● **Data records for software interfaces**
☆ ☆ ☆
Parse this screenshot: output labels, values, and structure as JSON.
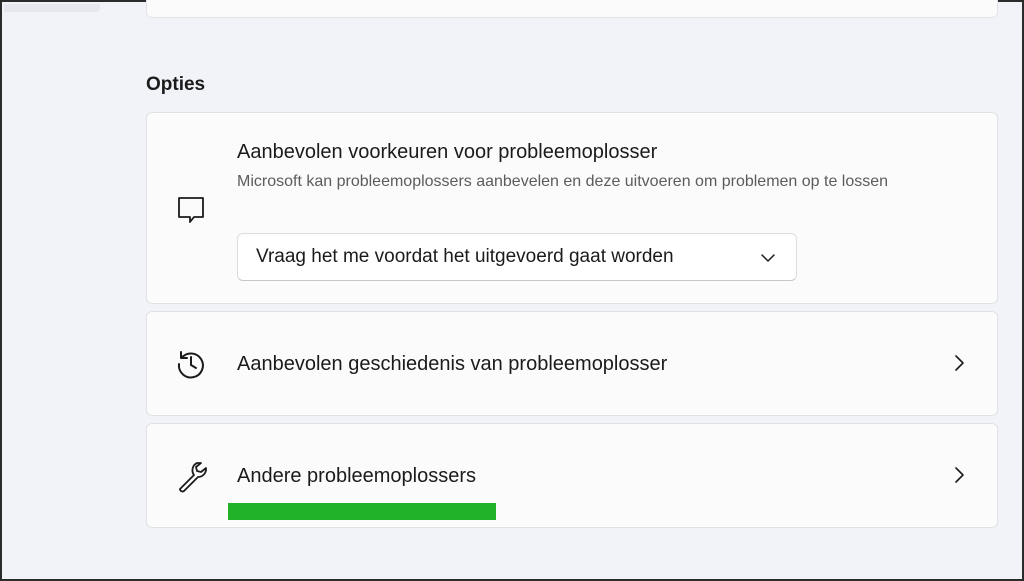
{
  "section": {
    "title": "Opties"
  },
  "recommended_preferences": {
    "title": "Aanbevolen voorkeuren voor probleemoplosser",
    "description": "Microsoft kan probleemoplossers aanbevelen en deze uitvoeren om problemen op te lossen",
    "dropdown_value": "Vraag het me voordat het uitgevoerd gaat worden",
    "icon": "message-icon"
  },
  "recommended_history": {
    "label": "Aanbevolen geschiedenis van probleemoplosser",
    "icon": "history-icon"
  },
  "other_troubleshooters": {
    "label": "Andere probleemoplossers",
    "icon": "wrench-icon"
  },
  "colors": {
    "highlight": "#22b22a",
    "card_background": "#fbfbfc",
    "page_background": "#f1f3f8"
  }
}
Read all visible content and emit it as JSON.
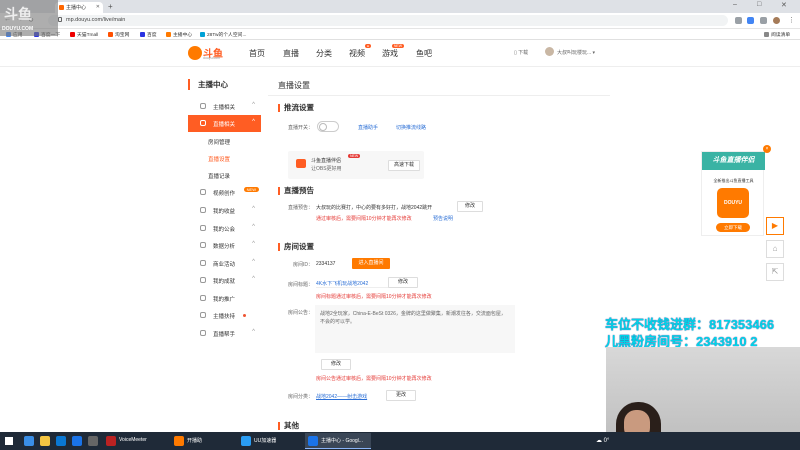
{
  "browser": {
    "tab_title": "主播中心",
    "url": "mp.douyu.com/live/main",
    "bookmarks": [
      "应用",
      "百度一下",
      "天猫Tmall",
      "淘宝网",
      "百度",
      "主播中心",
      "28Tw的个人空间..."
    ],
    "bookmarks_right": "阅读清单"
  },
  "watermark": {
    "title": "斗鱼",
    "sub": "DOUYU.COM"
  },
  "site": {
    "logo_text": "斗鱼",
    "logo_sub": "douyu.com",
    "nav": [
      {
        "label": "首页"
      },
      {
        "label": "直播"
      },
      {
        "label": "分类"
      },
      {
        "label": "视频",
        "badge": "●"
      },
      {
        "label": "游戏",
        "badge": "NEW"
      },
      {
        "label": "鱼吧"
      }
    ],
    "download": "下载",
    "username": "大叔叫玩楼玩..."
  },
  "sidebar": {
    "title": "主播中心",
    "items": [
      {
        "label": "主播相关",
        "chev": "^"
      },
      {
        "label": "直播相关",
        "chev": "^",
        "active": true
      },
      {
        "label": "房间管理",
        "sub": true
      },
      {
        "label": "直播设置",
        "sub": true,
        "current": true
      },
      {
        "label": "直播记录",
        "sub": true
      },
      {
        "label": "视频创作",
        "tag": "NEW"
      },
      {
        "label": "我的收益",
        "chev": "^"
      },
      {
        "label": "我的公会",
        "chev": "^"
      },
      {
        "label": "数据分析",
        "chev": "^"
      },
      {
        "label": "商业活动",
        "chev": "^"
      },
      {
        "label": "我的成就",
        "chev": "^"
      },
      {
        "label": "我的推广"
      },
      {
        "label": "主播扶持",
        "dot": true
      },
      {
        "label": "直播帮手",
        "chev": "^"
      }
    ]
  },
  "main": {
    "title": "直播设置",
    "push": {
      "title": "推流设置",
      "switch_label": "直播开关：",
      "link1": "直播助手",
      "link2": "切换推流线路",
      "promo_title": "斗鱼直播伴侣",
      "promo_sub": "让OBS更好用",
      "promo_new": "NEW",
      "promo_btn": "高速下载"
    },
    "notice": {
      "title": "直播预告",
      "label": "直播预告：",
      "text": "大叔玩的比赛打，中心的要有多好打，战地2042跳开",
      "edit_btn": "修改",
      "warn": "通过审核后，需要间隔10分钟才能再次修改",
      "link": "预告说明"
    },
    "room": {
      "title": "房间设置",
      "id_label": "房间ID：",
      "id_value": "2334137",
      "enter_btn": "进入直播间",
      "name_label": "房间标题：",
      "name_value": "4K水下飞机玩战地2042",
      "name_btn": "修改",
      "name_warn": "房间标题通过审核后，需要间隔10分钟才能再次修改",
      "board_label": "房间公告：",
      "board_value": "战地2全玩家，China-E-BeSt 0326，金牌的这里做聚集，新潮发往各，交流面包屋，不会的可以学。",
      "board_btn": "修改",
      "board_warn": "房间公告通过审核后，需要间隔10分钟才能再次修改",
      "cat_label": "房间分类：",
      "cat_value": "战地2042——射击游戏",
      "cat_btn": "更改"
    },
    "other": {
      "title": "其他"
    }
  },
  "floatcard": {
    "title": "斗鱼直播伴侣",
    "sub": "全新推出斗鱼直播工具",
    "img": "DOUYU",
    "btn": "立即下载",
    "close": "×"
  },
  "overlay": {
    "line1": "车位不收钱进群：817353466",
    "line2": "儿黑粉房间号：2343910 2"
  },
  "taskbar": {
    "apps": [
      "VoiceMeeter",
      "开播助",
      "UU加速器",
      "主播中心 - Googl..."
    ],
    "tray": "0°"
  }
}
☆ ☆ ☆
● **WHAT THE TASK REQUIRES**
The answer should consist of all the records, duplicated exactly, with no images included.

● **RESPONSE TO THIS EXERCISE**
Parse this screenshot: output labels, values, and structure as JSON.
{
  "section": {
    "title": "Opties"
  },
  "recommended_preferences": {
    "title": "Aanbevolen voorkeuren voor probleemoplosser",
    "description": "Microsoft kan probleemoplossers aanbevelen en deze uitvoeren om problemen op te lossen",
    "dropdown_value": "Vraag het me voordat het uitgevoerd gaat worden",
    "icon": "message-icon"
  },
  "recommended_history": {
    "label": "Aanbevolen geschiedenis van probleemoplosser",
    "icon": "history-icon"
  },
  "other_troubleshooters": {
    "label": "Andere probleemoplossers",
    "icon": "wrench-icon"
  },
  "colors": {
    "highlight": "#22b22a",
    "card_background": "#fbfbfc",
    "page_background": "#f1f3f8"
  }
}
Read all visible content and emit it as JSON.
{
  "browser": {
    "tab_title": "主播中心",
    "url": "mp.douyu.com/live/main",
    "bookmarks": [
      "应用",
      "百度一下",
      "天猫Tmall",
      "淘宝网",
      "百度",
      "主播中心",
      "28Tw的个人空间..."
    ],
    "bookmarks_right": "阅读清单"
  },
  "watermark": {
    "title": "斗鱼",
    "sub": "DOUYU.COM"
  },
  "site": {
    "logo_text": "斗鱼",
    "logo_sub": "douyu.com",
    "nav": [
      {
        "label": "首页"
      },
      {
        "label": "直播"
      },
      {
        "label": "分类"
      },
      {
        "label": "视频",
        "badge": "●"
      },
      {
        "label": "游戏",
        "badge": "NEW"
      },
      {
        "label": "鱼吧"
      }
    ],
    "download": "下载",
    "username": "大叔叫玩楼玩..."
  },
  "sidebar": {
    "title": "主播中心",
    "items": [
      {
        "label": "主播相关",
        "chev": "^"
      },
      {
        "label": "直播相关",
        "chev": "^",
        "active": true
      },
      {
        "label": "房间管理",
        "sub": true
      },
      {
        "label": "直播设置",
        "sub": true,
        "current": true
      },
      {
        "label": "直播记录",
        "sub": true
      },
      {
        "label": "视频创作",
        "tag": "NEW"
      },
      {
        "label": "我的收益",
        "chev": "^"
      },
      {
        "label": "我的公会",
        "chev": "^"
      },
      {
        "label": "数据分析",
        "chev": "^"
      },
      {
        "label": "商业活动",
        "chev": "^"
      },
      {
        "label": "我的成就",
        "chev": "^"
      },
      {
        "label": "我的推广"
      },
      {
        "label": "主播扶持",
        "dot": true
      },
      {
        "label": "直播帮手",
        "chev": "^"
      }
    ]
  },
  "main": {
    "title": "直播设置",
    "push": {
      "title": "推流设置",
      "switch_label": "直播开关：",
      "link1": "直播助手",
      "link2": "切换推流线路",
      "promo_title": "斗鱼直播伴侣",
      "promo_sub": "让OBS更好用",
      "promo_new": "NEW",
      "promo_btn": "高速下载"
    },
    "notice": {
      "title": "直播预告",
      "label": "直播预告：",
      "text": "大叔玩的比赛打，中心的要有多好打，战地2042跳开",
      "edit_btn": "修改",
      "warn": "通过审核后，需要间隔10分钟才能再次修改",
      "link": "预告说明"
    },
    "room": {
      "title": "房间设置",
      "id_label": "房间ID：",
      "id_value": "2334137",
      "enter_btn": "进入直播间",
      "name_label": "房间标题：",
      "name_value": "4K水下飞机玩战地2042",
      "name_btn": "修改",
      "name_warn": "房间标题通过审核后，需要间隔10分钟才能再次修改",
      "board_label": "房间公告：",
      "board_value": "战地2全玩家，China-E-BeSt 0326，金牌的这里做聚集，新潮发往各，交流面包屋，不会的可以学。",
      "board_btn": "修改",
      "board_warn": "房间公告通过审核后，需要间隔10分钟才能再次修改",
      "cat_label": "房间分类：",
      "cat_value": "战地2042——射击游戏",
      "cat_btn": "更改"
    },
    "other": {
      "title": "其他"
    }
  },
  "floatcard": {
    "title": "斗鱼直播伴侣",
    "sub": "全新推出斗鱼直播工具",
    "img": "DOUYU",
    "btn": "立即下载",
    "close": "×"
  },
  "overlay": {
    "line1": "车位不收钱进群：817353466",
    "line2": "儿黑粉房间号：2343910 2"
  },
  "taskbar": {
    "apps": [
      "VoiceMeeter",
      "开播助",
      "UU加速器",
      "主播中心 - Googl..."
    ],
    "tray": "0°"
  }
}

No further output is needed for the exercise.